ASSIGNMENT:
Print every line below without adding or leaving out a single word.

Excerpts from an interface dataset:

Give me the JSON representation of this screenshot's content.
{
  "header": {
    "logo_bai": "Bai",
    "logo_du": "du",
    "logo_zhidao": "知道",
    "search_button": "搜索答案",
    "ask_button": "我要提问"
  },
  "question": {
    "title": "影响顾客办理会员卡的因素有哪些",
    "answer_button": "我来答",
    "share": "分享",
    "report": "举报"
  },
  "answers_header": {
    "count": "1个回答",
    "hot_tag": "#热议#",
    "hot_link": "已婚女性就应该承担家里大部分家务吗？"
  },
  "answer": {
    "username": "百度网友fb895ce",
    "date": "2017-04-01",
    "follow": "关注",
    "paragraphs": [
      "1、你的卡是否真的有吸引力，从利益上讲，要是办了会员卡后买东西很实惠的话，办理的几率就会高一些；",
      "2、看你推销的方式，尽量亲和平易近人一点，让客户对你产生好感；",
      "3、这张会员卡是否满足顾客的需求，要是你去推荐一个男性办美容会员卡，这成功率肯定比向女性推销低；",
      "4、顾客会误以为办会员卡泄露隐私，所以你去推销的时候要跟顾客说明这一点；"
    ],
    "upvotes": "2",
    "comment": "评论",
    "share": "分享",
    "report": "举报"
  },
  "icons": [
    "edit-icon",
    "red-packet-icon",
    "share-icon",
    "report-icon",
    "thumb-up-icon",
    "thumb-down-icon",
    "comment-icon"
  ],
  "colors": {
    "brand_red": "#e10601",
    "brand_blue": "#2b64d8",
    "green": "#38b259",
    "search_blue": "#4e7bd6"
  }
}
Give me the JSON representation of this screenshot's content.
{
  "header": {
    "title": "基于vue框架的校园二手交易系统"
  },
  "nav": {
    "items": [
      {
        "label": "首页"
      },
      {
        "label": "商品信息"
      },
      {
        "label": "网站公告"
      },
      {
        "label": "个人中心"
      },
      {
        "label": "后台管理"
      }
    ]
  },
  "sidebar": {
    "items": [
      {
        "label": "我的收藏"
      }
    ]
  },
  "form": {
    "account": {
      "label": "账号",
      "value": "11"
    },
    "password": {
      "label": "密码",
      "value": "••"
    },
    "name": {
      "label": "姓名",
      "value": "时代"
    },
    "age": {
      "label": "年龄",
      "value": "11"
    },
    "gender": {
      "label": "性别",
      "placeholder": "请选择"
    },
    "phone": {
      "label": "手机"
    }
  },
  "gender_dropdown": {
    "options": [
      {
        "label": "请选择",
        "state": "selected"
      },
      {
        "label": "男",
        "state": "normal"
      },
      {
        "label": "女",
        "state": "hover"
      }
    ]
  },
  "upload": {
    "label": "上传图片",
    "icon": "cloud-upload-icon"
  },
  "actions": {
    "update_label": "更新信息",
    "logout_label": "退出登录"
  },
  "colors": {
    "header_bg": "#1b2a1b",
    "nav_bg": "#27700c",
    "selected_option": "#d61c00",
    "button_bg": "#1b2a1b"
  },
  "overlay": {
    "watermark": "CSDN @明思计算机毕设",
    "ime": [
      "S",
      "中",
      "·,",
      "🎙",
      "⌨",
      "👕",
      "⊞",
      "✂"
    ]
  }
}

EXPECTED OUTPUT:
Give me the JSON representation of this screenshot's content.
{
  "header": {
    "logo_bai": "Bai",
    "logo_du": "du",
    "logo_zhidao": "知道",
    "search_button": "搜索答案",
    "ask_button": "我要提问"
  },
  "question": {
    "title": "影响顾客办理会员卡的因素有哪些",
    "answer_button": "我来答",
    "share": "分享",
    "report": "举报"
  },
  "answers_header": {
    "count": "1个回答",
    "hot_tag": "#热议#",
    "hot_link": "已婚女性就应该承担家里大部分家务吗？"
  },
  "answer": {
    "username": "百度网友fb895ce",
    "date": "2017-04-01",
    "follow": "关注",
    "paragraphs": [
      "1、你的卡是否真的有吸引力，从利益上讲，要是办了会员卡后买东西很实惠的话，办理的几率就会高一些；",
      "2、看你推销的方式，尽量亲和平易近人一点，让客户对你产生好感；",
      "3、这张会员卡是否满足顾客的需求，要是你去推荐一个男性办美容会员卡，这成功率肯定比向女性推销低；",
      "4、顾客会误以为办会员卡泄露隐私，所以你去推销的时候要跟顾客说明这一点；"
    ],
    "upvotes": "2",
    "comment": "评论",
    "share": "分享",
    "report": "举报"
  },
  "icons": [
    "edit-icon",
    "red-packet-icon",
    "share-icon",
    "report-icon",
    "thumb-up-icon",
    "thumb-down-icon",
    "comment-icon"
  ],
  "colors": {
    "brand_red": "#e10601",
    "brand_blue": "#2b64d8",
    "green": "#38b259",
    "search_blue": "#4e7bd6"
  }
}
Give me the JSON representation of this screenshot's content.
{
  "header": {
    "title": "基于vue框架的校园二手交易系统"
  },
  "nav": {
    "items": [
      {
        "label": "首页"
      },
      {
        "label": "商品信息"
      },
      {
        "label": "网站公告"
      },
      {
        "label": "个人中心"
      },
      {
        "label": "后台管理"
      }
    ]
  },
  "sidebar": {
    "items": [
      {
        "label": "我的收藏"
      }
    ]
  },
  "form": {
    "account": {
      "label": "账号",
      "value": "11"
    },
    "password": {
      "label": "密码",
      "value": "••"
    },
    "name": {
      "label": "姓名",
      "value": "时代"
    },
    "age": {
      "label": "年龄",
      "value": "11"
    },
    "gender": {
      "label": "性别",
      "placeholder": "请选择"
    },
    "phone": {
      "label": "手机"
    }
  },
  "gender_dropdown": {
    "options": [
      {
        "label": "请选择",
        "state": "selected"
      },
      {
        "label": "男",
        "state": "normal"
      },
      {
        "label": "女",
        "state": "hover"
      }
    ]
  },
  "upload": {
    "label": "上传图片",
    "icon": "cloud-upload-icon"
  },
  "actions": {
    "update_label": "更新信息",
    "logout_label": "退出登录"
  },
  "colors": {
    "header_bg": "#1b2a1b",
    "nav_bg": "#27700c",
    "selected_option": "#d61c00",
    "button_bg": "#1b2a1b"
  },
  "overlay": {
    "watermark": "CSDN @明思计算机毕设",
    "ime": [
      "S",
      "中",
      "·,",
      "🎙",
      "⌨",
      "👕",
      "⊞",
      "✂"
    ]
  }
}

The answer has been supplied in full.